Dataset rows for apps and sites
'''
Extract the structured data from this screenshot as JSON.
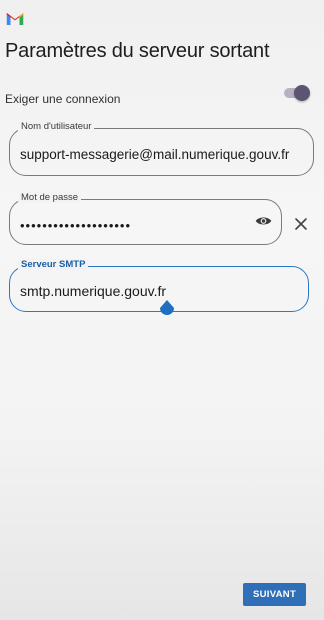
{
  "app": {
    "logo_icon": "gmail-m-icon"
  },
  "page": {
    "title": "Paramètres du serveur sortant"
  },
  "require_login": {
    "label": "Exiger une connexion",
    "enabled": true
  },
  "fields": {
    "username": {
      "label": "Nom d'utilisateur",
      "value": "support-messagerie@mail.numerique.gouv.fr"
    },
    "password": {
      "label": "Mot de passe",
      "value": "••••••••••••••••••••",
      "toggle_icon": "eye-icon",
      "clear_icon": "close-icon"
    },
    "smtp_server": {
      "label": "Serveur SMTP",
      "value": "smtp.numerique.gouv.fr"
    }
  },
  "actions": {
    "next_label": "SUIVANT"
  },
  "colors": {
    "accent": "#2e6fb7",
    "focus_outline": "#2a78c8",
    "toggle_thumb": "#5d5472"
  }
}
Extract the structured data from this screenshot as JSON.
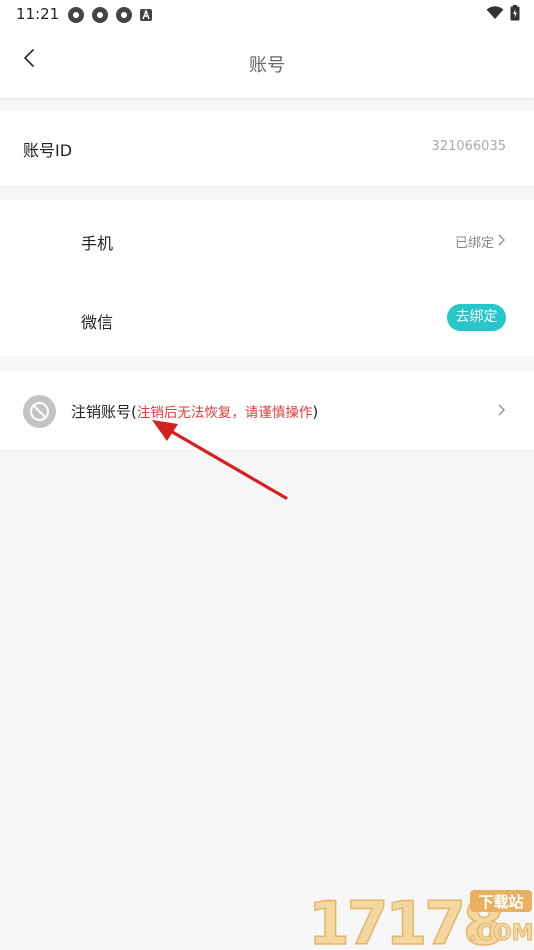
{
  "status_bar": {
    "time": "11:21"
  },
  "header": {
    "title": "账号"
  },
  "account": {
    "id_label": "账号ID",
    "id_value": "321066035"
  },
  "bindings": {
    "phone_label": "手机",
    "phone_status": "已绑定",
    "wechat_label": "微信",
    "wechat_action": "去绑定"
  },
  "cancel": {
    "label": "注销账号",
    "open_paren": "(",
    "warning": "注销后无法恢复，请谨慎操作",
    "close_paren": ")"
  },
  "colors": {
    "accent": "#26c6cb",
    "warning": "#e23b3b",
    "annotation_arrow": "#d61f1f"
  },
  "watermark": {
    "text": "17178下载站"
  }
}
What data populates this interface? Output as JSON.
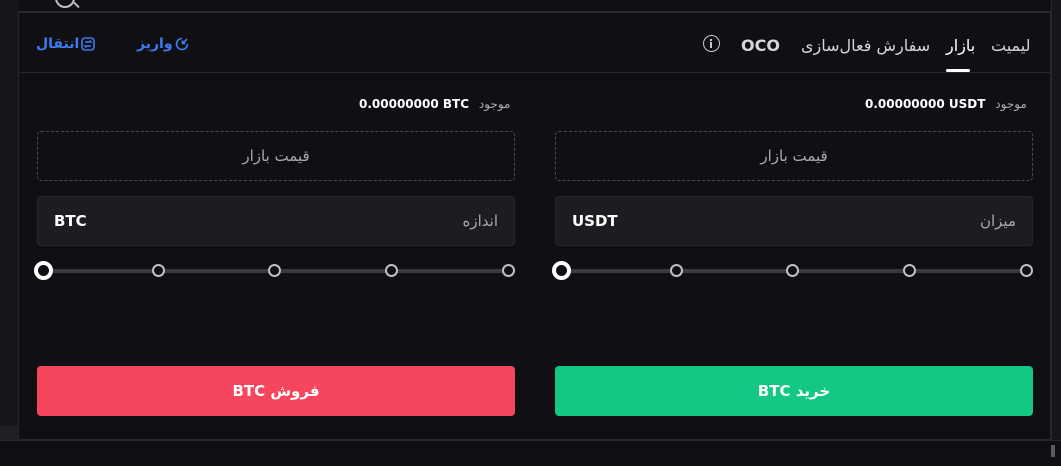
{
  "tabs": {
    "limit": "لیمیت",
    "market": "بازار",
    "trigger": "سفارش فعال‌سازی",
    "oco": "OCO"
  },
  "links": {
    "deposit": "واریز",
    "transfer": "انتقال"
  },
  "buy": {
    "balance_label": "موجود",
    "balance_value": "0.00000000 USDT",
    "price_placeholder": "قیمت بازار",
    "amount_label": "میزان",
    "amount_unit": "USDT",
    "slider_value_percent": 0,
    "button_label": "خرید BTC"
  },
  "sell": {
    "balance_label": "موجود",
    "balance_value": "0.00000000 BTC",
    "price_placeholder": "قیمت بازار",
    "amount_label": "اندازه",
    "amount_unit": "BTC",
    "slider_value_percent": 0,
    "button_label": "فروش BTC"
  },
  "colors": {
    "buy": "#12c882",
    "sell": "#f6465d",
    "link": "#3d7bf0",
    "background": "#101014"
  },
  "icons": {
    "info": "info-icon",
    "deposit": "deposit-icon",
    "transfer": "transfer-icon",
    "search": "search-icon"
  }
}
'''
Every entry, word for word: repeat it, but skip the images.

> [Answer section]
Extract the structured data from this screenshot as JSON.
{
  "app": {
    "logo_icon": "gmail-m-icon"
  },
  "page": {
    "title": "Paramètres du serveur sortant"
  },
  "require_login": {
    "label": "Exiger une connexion",
    "enabled": true
  },
  "fields": {
    "username": {
      "label": "Nom d'utilisateur",
      "value": "support-messagerie@mail.numerique.gouv.fr"
    },
    "password": {
      "label": "Mot de passe",
      "value": "••••••••••••••••••••",
      "toggle_icon": "eye-icon",
      "clear_icon": "close-icon"
    },
    "smtp_server": {
      "label": "Serveur SMTP",
      "value": "smtp.numerique.gouv.fr"
    }
  },
  "actions": {
    "next_label": "SUIVANT"
  },
  "colors": {
    "accent": "#2e6fb7",
    "focus_outline": "#2a78c8",
    "toggle_thumb": "#5d5472"
  }
}
Extract the structured data from this screenshot as JSON.
{
  "status_bar": {
    "time": "11:21"
  },
  "header": {
    "title": "账号"
  },
  "account": {
    "id_label": "账号ID",
    "id_value": "321066035"
  },
  "bindings": {
    "phone_label": "手机",
    "phone_status": "已绑定",
    "wechat_label": "微信",
    "wechat_action": "去绑定"
  },
  "cancel": {
    "label": "注销账号",
    "open_paren": "(",
    "warning": "注销后无法恢复，请谨慎操作",
    "close_paren": ")"
  },
  "colors": {
    "accent": "#26c6cb",
    "warning": "#e23b3b",
    "annotation_arrow": "#d61f1f"
  },
  "watermark": {
    "text": "17178下载站"
  }
}
What data populates this interface? Output as JSON.
{
  "tabs": {
    "limit": "لیمیت",
    "market": "بازار",
    "trigger": "سفارش فعال‌سازی",
    "oco": "OCO"
  },
  "links": {
    "deposit": "واریز",
    "transfer": "انتقال"
  },
  "buy": {
    "balance_label": "موجود",
    "balance_value": "0.00000000 USDT",
    "price_placeholder": "قیمت بازار",
    "amount_label": "میزان",
    "amount_unit": "USDT",
    "slider_value_percent": 0,
    "button_label": "خرید BTC"
  },
  "sell": {
    "balance_label": "موجود",
    "balance_value": "0.00000000 BTC",
    "price_placeholder": "قیمت بازار",
    "amount_label": "اندازه",
    "amount_unit": "BTC",
    "slider_value_percent": 0,
    "button_label": "فروش BTC"
  },
  "colors": {
    "buy": "#12c882",
    "sell": "#f6465d",
    "link": "#3d7bf0",
    "background": "#101014"
  },
  "icons": {
    "info": "info-icon",
    "deposit": "deposit-icon",
    "transfer": "transfer-icon",
    "search": "search-icon"
  }
}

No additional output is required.